As Denis Diderot said : “only passions, great passions, can elevate the soul to great things". I find the chap inspiring in my quest.
The "inner voice" is also one of my favorite sound. No writing without it... Have you scheduled your next exhibition ?
I have never had one, but who knows what the future will bring ?
Magic ! Is there a book to come ?
Heh, that is a nice thought, and if it turns into a dream, it is a far away one. The idea of a photo book tickles my fancy though, something that would hopefully draw both the viewer, and the reader in, into a magic of words and images.
Have you another passion ?
Oh yes, I am highly passionate about theatre, film, music and creative writing. I have an in-depth knowledge of them, and practice in theatre and film, along with photography. They all work hand in hand together really, and my intent is to make the viewer, reader, or spectator feel *and* think, imagine whatever I present to them. That balance is really important and sometimes difficult to achieve, but sticking to it usually does the trick, with very satisfying results !
Maybe a message to send ?

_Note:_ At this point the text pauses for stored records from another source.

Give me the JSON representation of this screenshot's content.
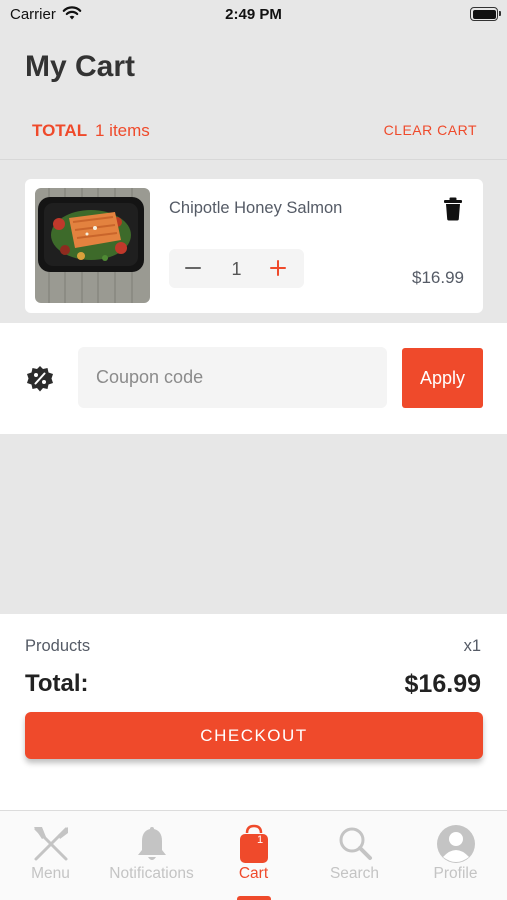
{
  "status_bar": {
    "carrier": "Carrier",
    "time": "2:49 PM"
  },
  "header": {
    "title": "My Cart",
    "total_label": "TOTAL",
    "items_count": "1 items",
    "clear_cart_label": "CLEAR CART"
  },
  "cart": {
    "items": [
      {
        "name": "Chipotle Honey Salmon",
        "quantity": "1",
        "price": "$16.99",
        "image_icon": "salmon-meal-photo"
      }
    ]
  },
  "coupon": {
    "placeholder": "Coupon code",
    "apply_label": "Apply",
    "icon": "discount-badge-icon"
  },
  "summary": {
    "products_label": "Products",
    "products_count": "x1",
    "total_label": "Total:",
    "total_value": "$16.99",
    "checkout_label": "CHECKOUT"
  },
  "tab_bar": {
    "tabs": [
      {
        "label": "Menu",
        "icon": "utensils-icon"
      },
      {
        "label": "Notifications",
        "icon": "bell-icon"
      },
      {
        "label": "Cart",
        "icon": "cart-bag-icon",
        "badge": "1",
        "active": true
      },
      {
        "label": "Search",
        "icon": "search-icon"
      },
      {
        "label": "Profile",
        "icon": "profile-icon"
      }
    ]
  },
  "colors": {
    "accent": "#ef4a2b",
    "background": "#e7e7e7",
    "text_muted": "#555b66",
    "inactive_tab": "#c4c4c4"
  }
}
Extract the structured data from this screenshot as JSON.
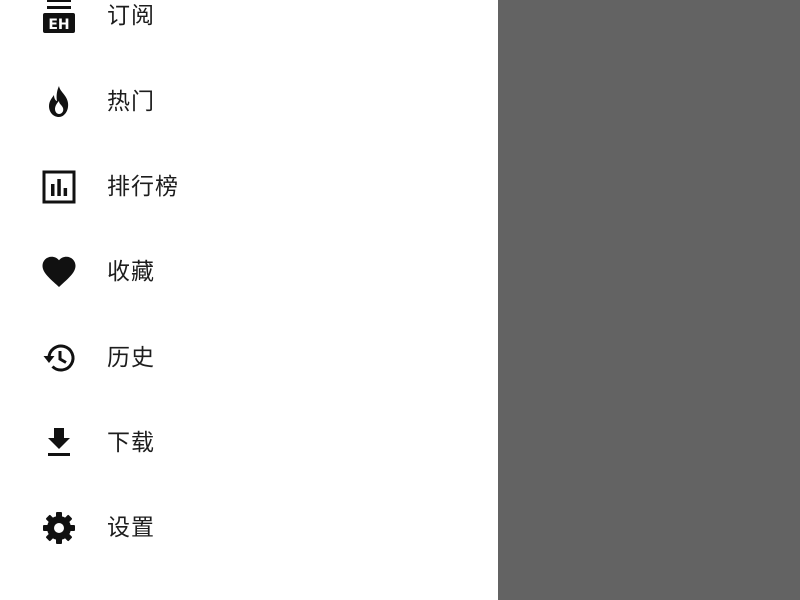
{
  "drawer": {
    "items": [
      {
        "label": "订阅",
        "icon": "eh-subscription-icon"
      },
      {
        "label": "热门",
        "icon": "fire-icon"
      },
      {
        "label": "排行榜",
        "icon": "leaderboard-icon"
      },
      {
        "label": "收藏",
        "icon": "heart-icon"
      },
      {
        "label": "历史",
        "icon": "history-icon"
      },
      {
        "label": "下载",
        "icon": "download-icon"
      },
      {
        "label": "设置",
        "icon": "settings-icon"
      }
    ]
  },
  "scrim": {
    "color": "#636363"
  },
  "colors": {
    "icon": "#111111",
    "text": "#1d1d1d",
    "background": "#ffffff"
  }
}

I would encourage everybody who has a true passion for the arts, or anything else, to keep pursuing it.
Even if it may not have prolific outcomes short-term, you will see that sticking to it can bring a wonderful balance in your life. I guess that the most important thing though is to stay true to yourself, and if you cannot put your heart in it, take yourself out of it.
That's about it, Chris, I tend to get a bit carried away which is why it might be a tad too long, but then again, you're a writer so you know how that goes !
Thank you once again for this lovely opportunity, great to be among such wonderful artists !
You're very welcome Elena ! This space is also yours.